In particular, the Amendment Determination purports to prevent ‘harmful’ material as well as ‘hate speech’.

The Determination adds a new definition of hate speech as:

“communication by an end-user that breaches a service’s terms of use and, where applicable, breaches a service’s policies and procedures or standards of conduct mentioned in section 14, and can include communication which expresses hate against a person or group of people on the basis of race, ethnicity, disability, religious affiliation, caste, sexual orientation, sex, gender identity, disease, immigrant status, asylum seeker or refugee status, or age” [emphasis added].

This definition will inform the process of “detecting and addressing hate speech” which breaches a service’s terms of use. It may capture lawful material which is categorised by the service provider as hate speech under its own policies for moderating content, with no external accountability or assessment of the policies or their application.

The concept of harm is likewise excessively broad. Under the Misinformation Bill “harm” would include “hatred against a group in society on the basis of ethnicity, nationality, race, gender, sexual orientation, age, religion or physical or mental disability”. This subjective and unclear definition could capture lawful, legitimate, and harmless expressions and is likely to apply under this Determination as well.

The mechanisms of the Amendment Determination, in regulating online service providers, are comparable to those under the Misinformation Bill in various respects, including relying extensively on their good conduct. Both measures would result in empowering these service providers to censor content without public awareness of it, and without the service providers being held to account.

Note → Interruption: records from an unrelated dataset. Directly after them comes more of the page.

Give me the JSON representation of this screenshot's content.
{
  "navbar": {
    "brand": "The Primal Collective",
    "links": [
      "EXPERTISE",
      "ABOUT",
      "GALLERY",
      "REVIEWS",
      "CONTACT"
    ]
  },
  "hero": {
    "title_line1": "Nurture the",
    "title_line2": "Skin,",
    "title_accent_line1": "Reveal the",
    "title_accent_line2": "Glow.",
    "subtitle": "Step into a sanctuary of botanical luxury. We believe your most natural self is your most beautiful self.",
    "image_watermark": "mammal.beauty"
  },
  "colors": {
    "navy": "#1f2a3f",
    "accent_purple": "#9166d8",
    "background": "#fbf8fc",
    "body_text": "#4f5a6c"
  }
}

The Amendment Determination sets a low bar for interference with free speech, which presents a real risk that the law will be misused to engage in ideological and political censorship. It provides no balancing provisions or anything to preserve free speech and is presented without any consideration of potential impacts on free speech, and gives no comfort that it will not result in overzealous intervention. On the contrary, it licences excessive restriction on content, applying open ended, undefined terminology, and gives no clear parameters for pivotal concepts such as ‘unlawful’ or ‘harmful’.

With no oversight mechanisms, the Determination has the potential for serious misuse without public ever being aware. It produces unjustified restrictions on free speech, through the application of subjective, vague and uncertain assessment by non-experts of what is unlawful or, though perfectly lawful, deemed harmful.

The Human Rights Law Alliance has provided a submission to the consultation process, expressing its strong opposition to the Determination.